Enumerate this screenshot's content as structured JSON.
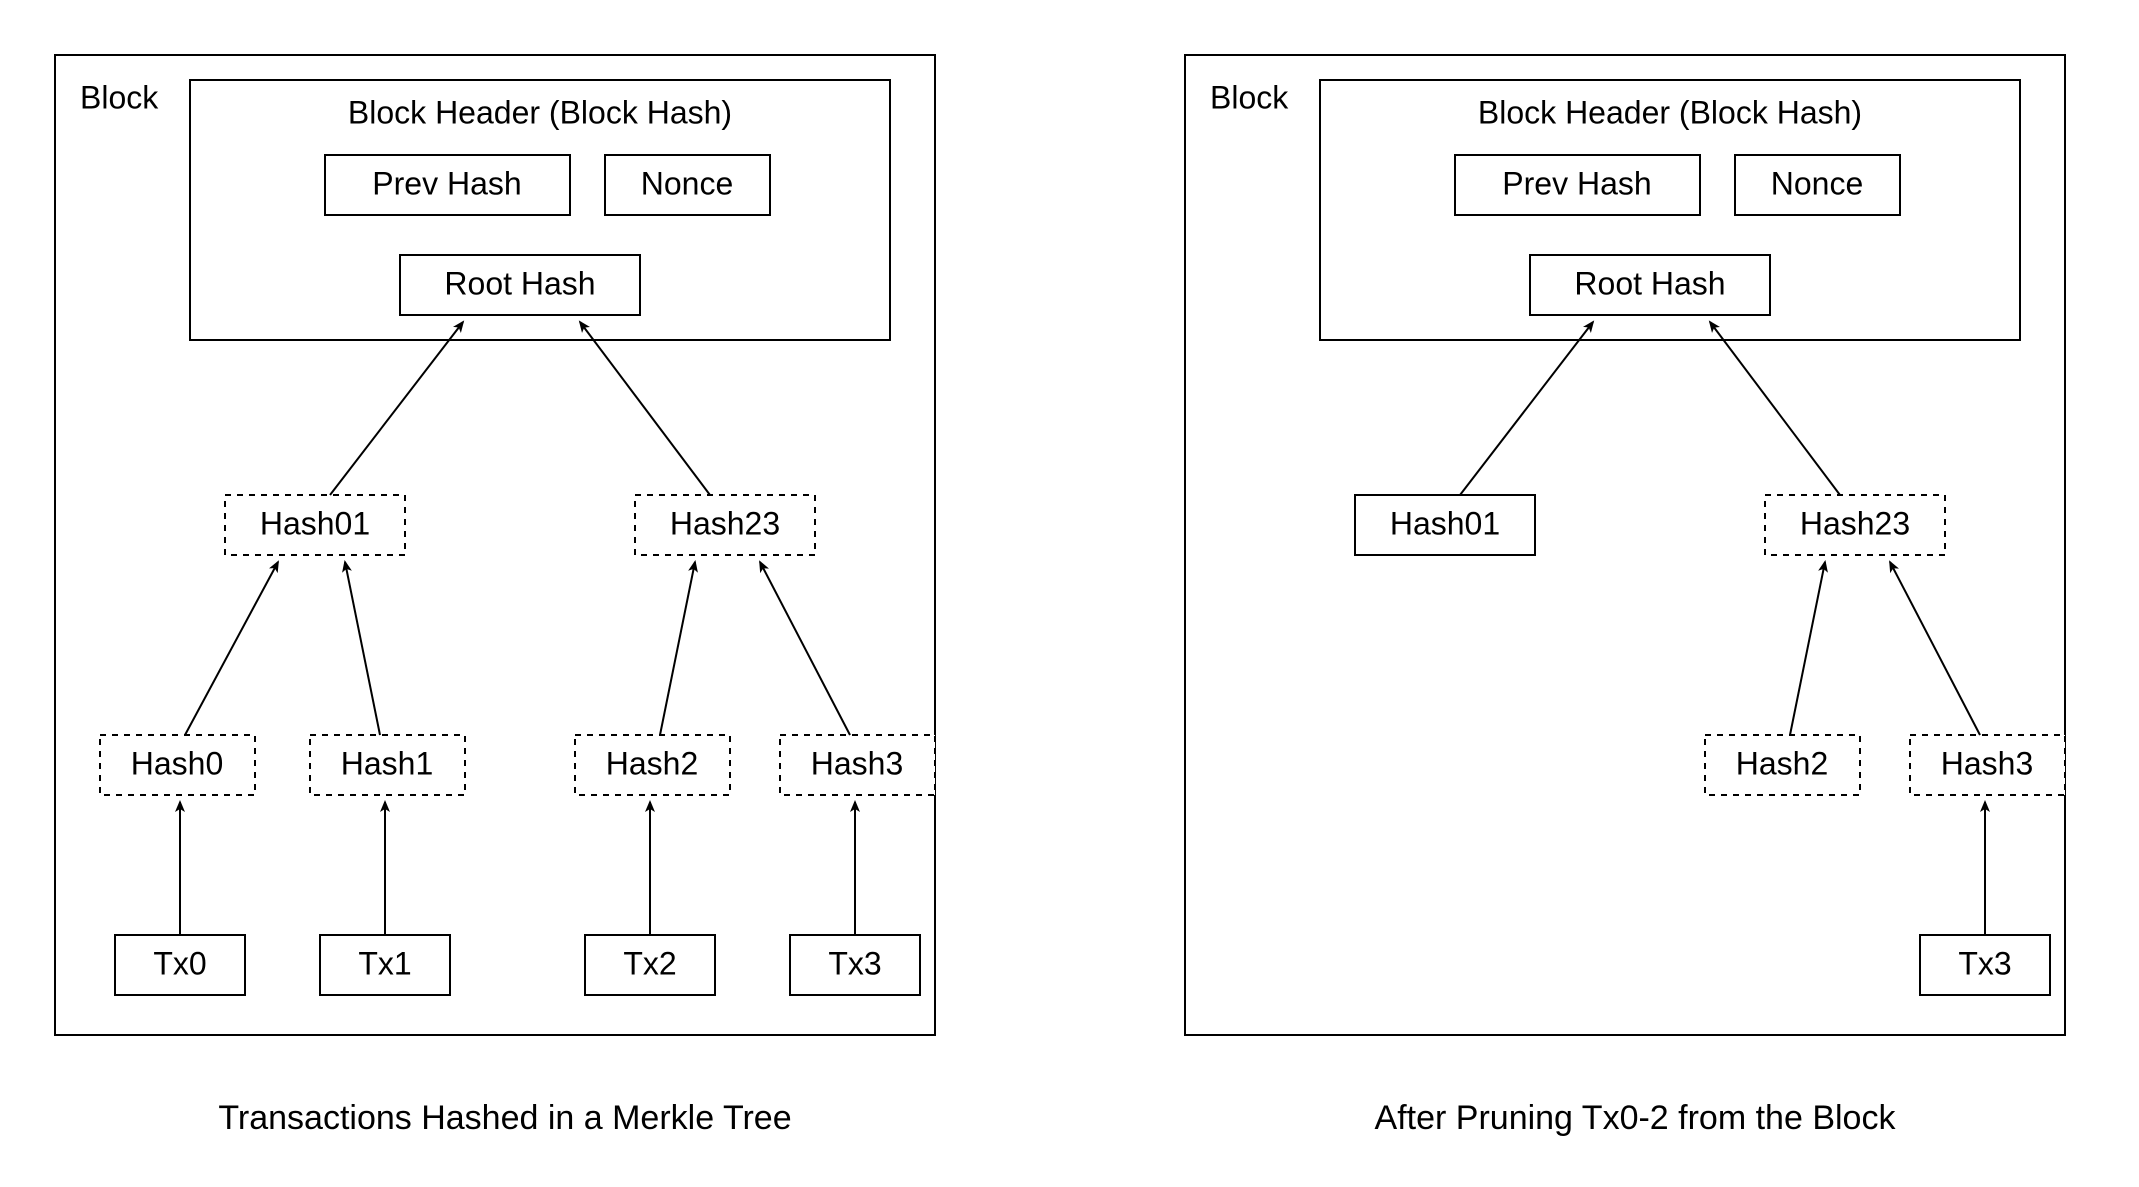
{
  "left": {
    "block_label": "Block",
    "header_title": "Block Header (Block Hash)",
    "prev_hash": "Prev Hash",
    "nonce": "Nonce",
    "root_hash": "Root Hash",
    "hash01": "Hash01",
    "hash23": "Hash23",
    "hash0": "Hash0",
    "hash1": "Hash1",
    "hash2": "Hash2",
    "hash3": "Hash3",
    "tx0": "Tx0",
    "tx1": "Tx1",
    "tx2": "Tx2",
    "tx3": "Tx3",
    "caption": "Transactions Hashed in a Merkle Tree"
  },
  "right": {
    "block_label": "Block",
    "header_title": "Block Header (Block Hash)",
    "prev_hash": "Prev Hash",
    "nonce": "Nonce",
    "root_hash": "Root Hash",
    "hash01": "Hash01",
    "hash23": "Hash23",
    "hash2": "Hash2",
    "hash3": "Hash3",
    "tx3": "Tx3",
    "caption": "After Pruning Tx0-2 from the Block"
  }
}
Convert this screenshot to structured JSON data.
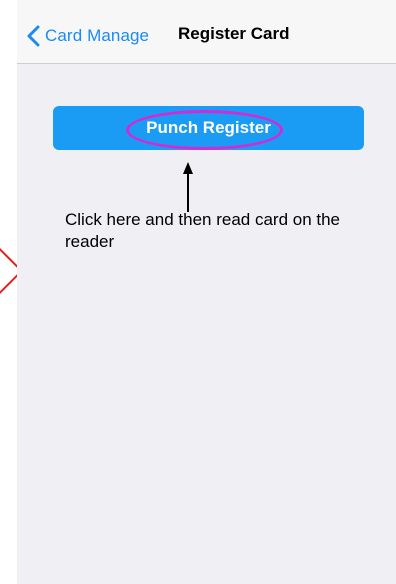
{
  "navbar": {
    "back_label": "Card Manage",
    "title": "Register Card"
  },
  "main": {
    "punch_button_label": "Punch Register",
    "instruction_text": "Click here and then read card on the reader"
  },
  "icons": {
    "back": "chevron-left-icon",
    "arrow": "arrow-up-icon"
  },
  "colors": {
    "accent": "#1a8af5",
    "button": "#1a9cf5",
    "highlight": "#d12bd6",
    "background": "#efeff4"
  }
}
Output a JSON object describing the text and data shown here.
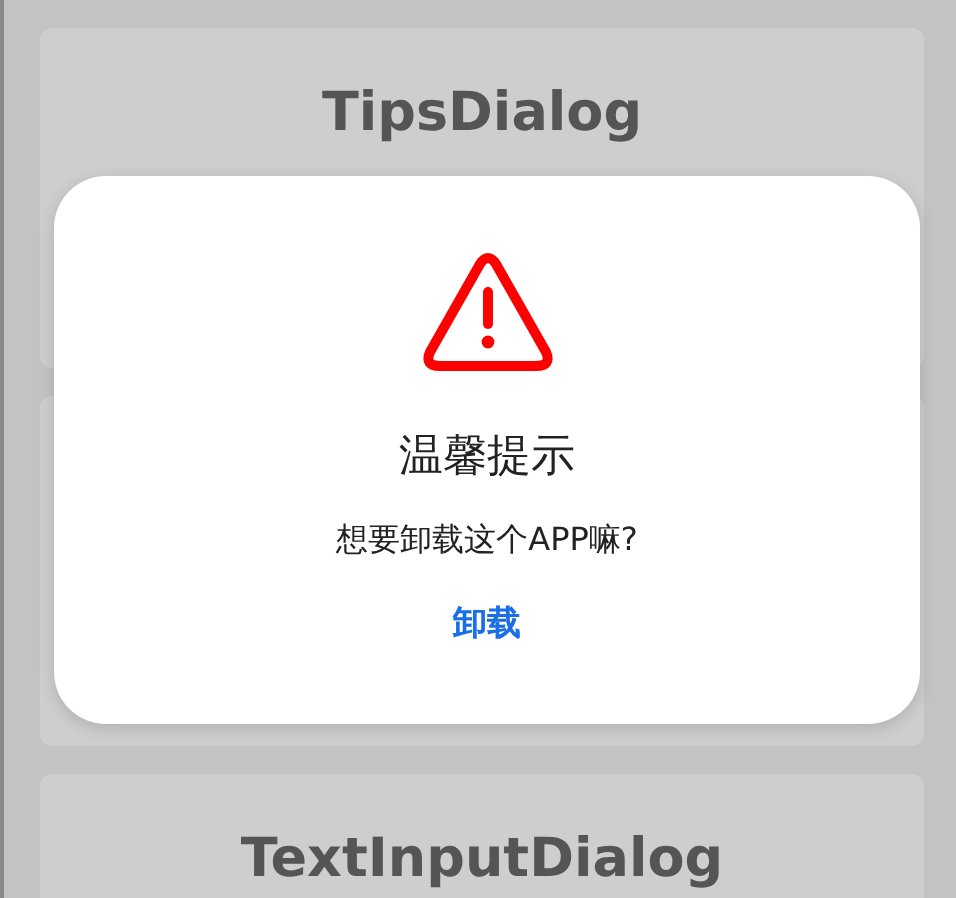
{
  "cards": [
    {
      "title": "TipsDialog"
    },
    {
      "title": "TextInputDialog"
    }
  ],
  "dialog": {
    "title": "温馨提示",
    "message": "想要卸载这个APP嘛?",
    "buttons": [
      "卸载"
    ]
  }
}
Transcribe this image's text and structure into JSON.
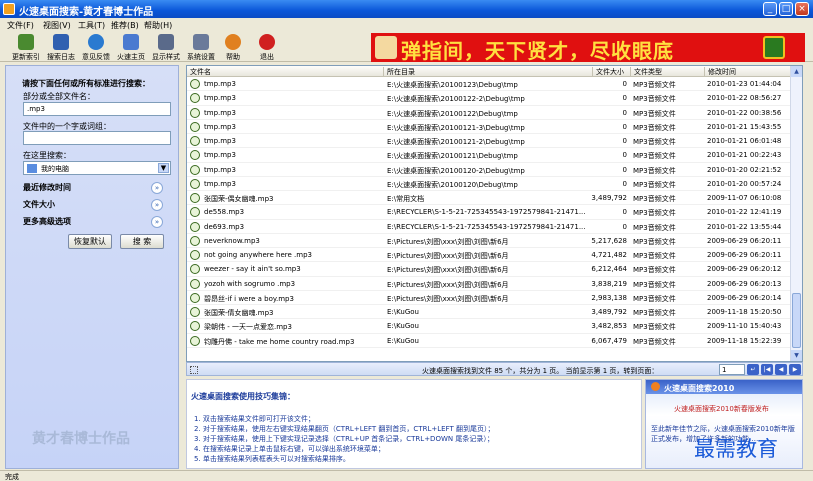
{
  "window": {
    "title": "火速桌面搜索-黄才春博士作品",
    "controls": [
      "minimize",
      "maximize",
      "close"
    ]
  },
  "menu": [
    "文件(F)",
    "视图(V)",
    "工具(T)",
    "推荐(B)",
    "帮助(H)"
  ],
  "toolbar": [
    {
      "label": "更新索引",
      "icon": "update-index-icon",
      "color": "#4a8a30"
    },
    {
      "label": "搜索日志",
      "icon": "search-log-icon",
      "color": "#3060b0"
    },
    {
      "label": "意见反馈",
      "icon": "feedback-icon",
      "color": "#2a7ad0"
    },
    {
      "label": "火速主页",
      "icon": "home-icon",
      "color": "#4a7ad0"
    },
    {
      "label": "显示样式",
      "icon": "display-style-icon",
      "color": "#5a6a8a"
    },
    {
      "label": "系统设置",
      "icon": "settings-icon",
      "color": "#6a7a9a"
    },
    {
      "label": "帮助",
      "icon": "help-icon",
      "color": "#e08020"
    },
    {
      "label": "退出",
      "icon": "exit-icon",
      "color": "#d02020"
    }
  ],
  "banner": {
    "text": "弹指间，天下贤才，尽收眼底"
  },
  "left": {
    "heading": "请按下面任何或所有标准进行搜索：",
    "filename_label": "部分或全部文件名：",
    "filename_value": ".mp3",
    "content_label": "文件中的一个字或词组：",
    "content_value": "",
    "location_label": "在这里搜索：",
    "location_value": "我的电脑",
    "sections": [
      "最近修改时间",
      "文件大小",
      "更多高级选项"
    ],
    "reset_button": "恢复默认",
    "search_button": "搜 索",
    "watermark": "黄才春博士作品"
  },
  "table": {
    "headers": [
      "文件名",
      "所在目录",
      "文件大小",
      "文件类型",
      "修改时间"
    ],
    "rows": [
      {
        "name": "tmp.mp3",
        "path": "E:\\火速桌面搜索\\20100123\\Debug\\tmp",
        "size": "0",
        "type": "MP3音频文件",
        "time": "2010-01-23 01:44:04"
      },
      {
        "name": "tmp.mp3",
        "path": "E:\\火速桌面搜索\\20100122-2\\Debug\\tmp",
        "size": "0",
        "type": "MP3音频文件",
        "time": "2010-01-22 08:56:27"
      },
      {
        "name": "tmp.mp3",
        "path": "E:\\火速桌面搜索\\20100122\\Debug\\tmp",
        "size": "0",
        "type": "MP3音频文件",
        "time": "2010-01-22 00:38:56"
      },
      {
        "name": "tmp.mp3",
        "path": "E:\\火速桌面搜索\\20100121-3\\Debug\\tmp",
        "size": "0",
        "type": "MP3音频文件",
        "time": "2010-01-21 15:43:55"
      },
      {
        "name": "tmp.mp3",
        "path": "E:\\火速桌面搜索\\20100121-2\\Debug\\tmp",
        "size": "0",
        "type": "MP3音频文件",
        "time": "2010-01-21 06:01:48"
      },
      {
        "name": "tmp.mp3",
        "path": "E:\\火速桌面搜索\\20100121\\Debug\\tmp",
        "size": "0",
        "type": "MP3音频文件",
        "time": "2010-01-21 00:22:43"
      },
      {
        "name": "tmp.mp3",
        "path": "E:\\火速桌面搜索\\20100120-2\\Debug\\tmp",
        "size": "0",
        "type": "MP3音频文件",
        "time": "2010-01-20 02:21:52"
      },
      {
        "name": "tmp.mp3",
        "path": "E:\\火速桌面搜索\\20100120\\Debug\\tmp",
        "size": "0",
        "type": "MP3音频文件",
        "time": "2010-01-20 00:57:24"
      },
      {
        "name": "张国荣-偶女幽魂.mp3",
        "path": "E:\\常用文档",
        "size": "3,489,792",
        "type": "MP3音频文件",
        "time": "2009-11-07 06:10:08"
      },
      {
        "name": "de558.mp3",
        "path": "E:\\RECYCLER\\S-1-5-21-725345543-1972579841-21471...",
        "size": "0",
        "type": "MP3音频文件",
        "time": "2010-01-22 12:41:19"
      },
      {
        "name": "de693.mp3",
        "path": "E:\\RECYCLER\\S-1-5-21-725345543-1972579841-21471...",
        "size": "0",
        "type": "MP3音频文件",
        "time": "2010-01-22 13:55:44"
      },
      {
        "name": "neverknow.mp3",
        "path": "E:\\Pictures\\刘图\\xxx\\刘图\\刘图\\新6月",
        "size": "5,217,628",
        "type": "MP3音频文件",
        "time": "2009-06-29 06:20:11"
      },
      {
        "name": "not going anywhere here .mp3",
        "path": "E:\\Pictures\\刘图\\xxx\\刘图\\刘图\\新6月",
        "size": "4,721,482",
        "type": "MP3音频文件",
        "time": "2009-06-29 06:20:11"
      },
      {
        "name": "weezer - say it ain't so.mp3",
        "path": "E:\\Pictures\\刘图\\xxx\\刘图\\刘图\\新6月",
        "size": "6,212,464",
        "type": "MP3音频文件",
        "time": "2009-06-29 06:20:12"
      },
      {
        "name": "yozoh with sogrumo .mp3",
        "path": "E:\\Pictures\\刘图\\xxx\\刘图\\刘图\\新6月",
        "size": "3,838,219",
        "type": "MP3音频文件",
        "time": "2009-06-29 06:20:13"
      },
      {
        "name": "碧昂丝-if i were a boy.mp3",
        "path": "E:\\Pictures\\刘图\\xxx\\刘图\\刘图\\新6月",
        "size": "2,983,138",
        "type": "MP3音频文件",
        "time": "2009-06-29 06:20:14"
      },
      {
        "name": "张国荣-倩女幽魂.mp3",
        "path": "E:\\KuGou",
        "size": "3,489,792",
        "type": "MP3音频文件",
        "time": "2009-11-18 15:20:50"
      },
      {
        "name": "梁朝伟 - 一天一点爱恋.mp3",
        "path": "E:\\KuGou",
        "size": "3,482,853",
        "type": "MP3音频文件",
        "time": "2009-11-10 15:40:43"
      },
      {
        "name": "钧雕丹佛 - take me home country road.mp3",
        "path": "E:\\KuGou",
        "size": "6,067,479",
        "type": "MP3音频文件",
        "time": "2009-11-18 15:22:39"
      }
    ]
  },
  "status": {
    "summary": "火速桌面搜索找到文件 85 个，共分为 1 页。  当前显示第 1 页，转到页面：",
    "page_value": "1"
  },
  "tips": {
    "title": "火速桌面搜索使用技巧集锦：",
    "lines": [
      "1. 双击搜索结果文件即可打开该文件；",
      "2. 对于搜索结果，使用左右键实现结果翻页（CTRL+LEFT 翻到首页，CTRL+LEFT 翻到尾页）；",
      "3. 对于搜索结果，使用上下键实现记录选择（CTRL+UP  首条记录，CTRL+DOWN 尾条记录）；",
      "4. 在搜索结果记录上单击鼠标右键，可以弹出系统环境菜单；",
      "5. 单击搜索结果列表框表头可以对搜索结果排序。"
    ]
  },
  "promo": {
    "title": "火速桌面搜索2010",
    "subtitle": "火速桌面搜索2010新春版发布",
    "body": "至此新年佳节之际，火速桌面搜索2010新年版正式发布，增加了许多新的功能……",
    "watermark": "最需教育"
  },
  "statusbar": {
    "text": "完成"
  }
}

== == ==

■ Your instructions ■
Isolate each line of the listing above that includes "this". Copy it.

■ Answer below ■
Enumerate this screenshot's content as structured JSON.
Convert this screenshot to structured JSON data.
Transcribe this image's text and structure into JSON.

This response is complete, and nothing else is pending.